RAW DATA:

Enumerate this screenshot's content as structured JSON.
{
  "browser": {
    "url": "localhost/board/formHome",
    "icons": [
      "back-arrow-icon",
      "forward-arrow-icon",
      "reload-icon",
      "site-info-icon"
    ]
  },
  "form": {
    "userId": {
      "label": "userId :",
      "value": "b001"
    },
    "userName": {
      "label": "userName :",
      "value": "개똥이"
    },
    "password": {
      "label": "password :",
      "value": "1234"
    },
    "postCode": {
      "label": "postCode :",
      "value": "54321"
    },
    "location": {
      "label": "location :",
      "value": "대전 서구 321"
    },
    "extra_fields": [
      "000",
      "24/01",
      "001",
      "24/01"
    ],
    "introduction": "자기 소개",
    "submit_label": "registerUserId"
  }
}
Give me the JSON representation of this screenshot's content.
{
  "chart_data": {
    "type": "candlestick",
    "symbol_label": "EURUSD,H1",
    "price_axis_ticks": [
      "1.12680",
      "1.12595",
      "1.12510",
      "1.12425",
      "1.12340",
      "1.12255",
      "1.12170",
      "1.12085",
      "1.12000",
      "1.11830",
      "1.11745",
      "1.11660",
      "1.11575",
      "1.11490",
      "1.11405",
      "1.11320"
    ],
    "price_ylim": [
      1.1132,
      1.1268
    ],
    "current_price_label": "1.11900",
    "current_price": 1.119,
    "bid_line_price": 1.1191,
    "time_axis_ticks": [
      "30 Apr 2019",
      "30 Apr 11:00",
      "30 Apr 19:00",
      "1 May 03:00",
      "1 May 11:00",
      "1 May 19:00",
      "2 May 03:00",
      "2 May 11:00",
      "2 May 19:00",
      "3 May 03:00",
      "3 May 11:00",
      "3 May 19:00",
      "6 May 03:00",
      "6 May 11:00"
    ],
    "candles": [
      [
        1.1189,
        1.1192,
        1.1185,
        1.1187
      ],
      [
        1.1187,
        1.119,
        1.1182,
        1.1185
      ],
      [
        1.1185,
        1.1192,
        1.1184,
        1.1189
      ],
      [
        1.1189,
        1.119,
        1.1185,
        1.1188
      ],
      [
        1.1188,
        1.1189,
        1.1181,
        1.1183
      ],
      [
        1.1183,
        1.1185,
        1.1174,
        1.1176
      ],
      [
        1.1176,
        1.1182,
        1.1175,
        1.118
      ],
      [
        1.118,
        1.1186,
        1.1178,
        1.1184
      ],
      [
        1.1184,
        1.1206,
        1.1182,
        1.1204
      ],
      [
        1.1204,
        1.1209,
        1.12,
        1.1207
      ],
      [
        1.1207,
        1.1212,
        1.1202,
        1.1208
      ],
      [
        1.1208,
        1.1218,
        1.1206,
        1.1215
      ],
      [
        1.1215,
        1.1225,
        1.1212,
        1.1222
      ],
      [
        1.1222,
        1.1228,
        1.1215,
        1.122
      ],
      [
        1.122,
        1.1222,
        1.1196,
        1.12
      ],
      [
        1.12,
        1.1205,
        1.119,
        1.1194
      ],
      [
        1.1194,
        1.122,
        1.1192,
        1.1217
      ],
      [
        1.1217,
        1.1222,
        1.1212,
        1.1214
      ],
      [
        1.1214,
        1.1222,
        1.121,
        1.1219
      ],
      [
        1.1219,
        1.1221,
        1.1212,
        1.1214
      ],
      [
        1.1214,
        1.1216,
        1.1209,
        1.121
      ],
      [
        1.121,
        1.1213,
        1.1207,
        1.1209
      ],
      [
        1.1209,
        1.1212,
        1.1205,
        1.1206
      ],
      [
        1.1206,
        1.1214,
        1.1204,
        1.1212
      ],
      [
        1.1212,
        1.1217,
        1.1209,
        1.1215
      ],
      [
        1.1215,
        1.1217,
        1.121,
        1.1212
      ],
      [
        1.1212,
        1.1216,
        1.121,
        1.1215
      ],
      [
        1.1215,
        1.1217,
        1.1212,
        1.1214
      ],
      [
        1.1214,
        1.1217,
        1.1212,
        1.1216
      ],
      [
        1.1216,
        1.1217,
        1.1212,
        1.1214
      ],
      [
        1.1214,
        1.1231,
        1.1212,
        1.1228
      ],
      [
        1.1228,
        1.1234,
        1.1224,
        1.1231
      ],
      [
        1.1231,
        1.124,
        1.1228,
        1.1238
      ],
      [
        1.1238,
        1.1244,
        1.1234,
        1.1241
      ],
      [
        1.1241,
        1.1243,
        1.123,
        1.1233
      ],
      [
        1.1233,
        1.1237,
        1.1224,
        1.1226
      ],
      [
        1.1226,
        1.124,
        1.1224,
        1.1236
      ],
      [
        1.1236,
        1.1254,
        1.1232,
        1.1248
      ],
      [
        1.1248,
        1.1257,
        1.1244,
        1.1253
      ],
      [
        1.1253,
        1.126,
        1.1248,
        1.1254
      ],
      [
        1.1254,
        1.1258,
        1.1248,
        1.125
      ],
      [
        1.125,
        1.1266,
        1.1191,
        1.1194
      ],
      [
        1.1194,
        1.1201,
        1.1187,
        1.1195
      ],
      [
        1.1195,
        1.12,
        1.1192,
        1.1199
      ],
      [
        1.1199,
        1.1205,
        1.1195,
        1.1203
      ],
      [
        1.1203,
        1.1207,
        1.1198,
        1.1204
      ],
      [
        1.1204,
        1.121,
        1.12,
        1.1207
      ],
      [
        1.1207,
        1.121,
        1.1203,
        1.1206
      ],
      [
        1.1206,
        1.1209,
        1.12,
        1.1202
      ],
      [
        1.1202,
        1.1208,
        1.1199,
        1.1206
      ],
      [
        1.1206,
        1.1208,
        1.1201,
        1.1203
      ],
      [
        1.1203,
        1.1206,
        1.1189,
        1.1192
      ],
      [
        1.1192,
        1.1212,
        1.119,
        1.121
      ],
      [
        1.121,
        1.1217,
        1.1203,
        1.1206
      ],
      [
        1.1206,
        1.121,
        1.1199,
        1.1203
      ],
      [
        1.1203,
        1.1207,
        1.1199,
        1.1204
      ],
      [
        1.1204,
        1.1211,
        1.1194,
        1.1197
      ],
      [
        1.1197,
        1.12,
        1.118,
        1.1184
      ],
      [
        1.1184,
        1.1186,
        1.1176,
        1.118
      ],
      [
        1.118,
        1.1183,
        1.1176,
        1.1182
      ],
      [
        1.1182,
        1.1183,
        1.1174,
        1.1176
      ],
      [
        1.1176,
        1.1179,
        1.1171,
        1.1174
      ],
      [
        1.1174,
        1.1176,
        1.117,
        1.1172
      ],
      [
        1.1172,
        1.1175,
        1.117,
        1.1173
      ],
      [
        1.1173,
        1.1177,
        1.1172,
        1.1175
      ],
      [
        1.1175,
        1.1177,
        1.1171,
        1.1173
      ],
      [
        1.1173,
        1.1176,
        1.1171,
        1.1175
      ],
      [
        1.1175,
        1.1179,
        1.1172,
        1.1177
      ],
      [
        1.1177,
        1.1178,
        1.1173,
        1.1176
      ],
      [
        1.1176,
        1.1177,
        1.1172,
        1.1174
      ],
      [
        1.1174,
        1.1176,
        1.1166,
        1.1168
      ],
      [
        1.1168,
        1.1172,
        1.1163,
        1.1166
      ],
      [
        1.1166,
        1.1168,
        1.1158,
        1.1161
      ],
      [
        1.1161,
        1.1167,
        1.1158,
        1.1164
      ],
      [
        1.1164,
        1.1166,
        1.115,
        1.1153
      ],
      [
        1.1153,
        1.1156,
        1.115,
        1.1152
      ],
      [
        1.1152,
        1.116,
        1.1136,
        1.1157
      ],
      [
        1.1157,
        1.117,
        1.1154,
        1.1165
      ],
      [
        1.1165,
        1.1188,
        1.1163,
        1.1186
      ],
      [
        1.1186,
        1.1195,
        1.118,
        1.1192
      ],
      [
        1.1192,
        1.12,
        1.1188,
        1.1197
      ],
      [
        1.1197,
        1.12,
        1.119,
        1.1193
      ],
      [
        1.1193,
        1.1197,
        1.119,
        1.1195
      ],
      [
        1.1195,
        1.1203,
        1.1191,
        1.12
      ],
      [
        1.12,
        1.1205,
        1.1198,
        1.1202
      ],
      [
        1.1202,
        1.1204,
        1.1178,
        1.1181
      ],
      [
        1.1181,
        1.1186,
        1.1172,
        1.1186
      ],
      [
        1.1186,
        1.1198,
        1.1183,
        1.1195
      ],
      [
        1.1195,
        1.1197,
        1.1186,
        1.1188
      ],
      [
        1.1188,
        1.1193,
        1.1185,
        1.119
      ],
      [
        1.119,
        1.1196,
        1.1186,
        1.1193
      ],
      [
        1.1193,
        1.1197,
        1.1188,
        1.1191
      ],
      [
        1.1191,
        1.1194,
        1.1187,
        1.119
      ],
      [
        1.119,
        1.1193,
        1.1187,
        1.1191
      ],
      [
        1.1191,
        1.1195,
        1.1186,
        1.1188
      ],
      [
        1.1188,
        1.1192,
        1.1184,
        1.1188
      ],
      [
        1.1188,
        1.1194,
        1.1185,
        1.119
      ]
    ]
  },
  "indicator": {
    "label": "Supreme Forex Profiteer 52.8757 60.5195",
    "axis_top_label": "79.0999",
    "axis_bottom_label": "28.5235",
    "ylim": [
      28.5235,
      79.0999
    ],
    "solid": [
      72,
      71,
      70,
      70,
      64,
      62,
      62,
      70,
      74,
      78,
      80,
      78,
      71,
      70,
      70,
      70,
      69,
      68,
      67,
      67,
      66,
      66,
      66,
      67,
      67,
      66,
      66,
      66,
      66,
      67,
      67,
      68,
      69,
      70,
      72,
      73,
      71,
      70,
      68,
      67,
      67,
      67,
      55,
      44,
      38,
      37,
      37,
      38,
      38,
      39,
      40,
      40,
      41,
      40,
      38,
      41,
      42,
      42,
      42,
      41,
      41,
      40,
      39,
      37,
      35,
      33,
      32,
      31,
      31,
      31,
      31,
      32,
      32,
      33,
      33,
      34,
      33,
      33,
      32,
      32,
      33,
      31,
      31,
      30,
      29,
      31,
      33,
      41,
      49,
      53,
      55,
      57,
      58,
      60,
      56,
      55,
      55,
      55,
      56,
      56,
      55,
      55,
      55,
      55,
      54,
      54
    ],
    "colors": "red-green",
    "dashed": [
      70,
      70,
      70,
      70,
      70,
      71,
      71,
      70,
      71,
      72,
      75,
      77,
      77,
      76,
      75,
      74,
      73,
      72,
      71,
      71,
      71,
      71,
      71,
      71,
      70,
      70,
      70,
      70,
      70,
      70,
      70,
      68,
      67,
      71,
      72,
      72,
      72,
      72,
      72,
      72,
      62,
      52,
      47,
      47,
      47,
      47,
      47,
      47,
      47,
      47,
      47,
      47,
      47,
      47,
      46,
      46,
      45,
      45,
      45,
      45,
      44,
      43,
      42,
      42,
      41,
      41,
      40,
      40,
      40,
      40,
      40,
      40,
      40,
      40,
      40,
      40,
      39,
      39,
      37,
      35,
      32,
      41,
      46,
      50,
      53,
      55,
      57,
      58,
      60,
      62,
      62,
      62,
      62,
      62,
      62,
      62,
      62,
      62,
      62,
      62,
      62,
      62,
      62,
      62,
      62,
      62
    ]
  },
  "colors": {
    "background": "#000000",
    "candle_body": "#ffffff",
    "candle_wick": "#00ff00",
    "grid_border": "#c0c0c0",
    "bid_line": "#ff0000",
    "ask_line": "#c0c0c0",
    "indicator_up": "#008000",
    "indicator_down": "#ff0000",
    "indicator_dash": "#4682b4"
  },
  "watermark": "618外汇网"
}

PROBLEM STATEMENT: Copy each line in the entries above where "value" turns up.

RESPONSE:
      "value": "b001"
      "value": "개똥이"
      "value": "1234"
      "value": "54321"
      "value": "대전 서구 321"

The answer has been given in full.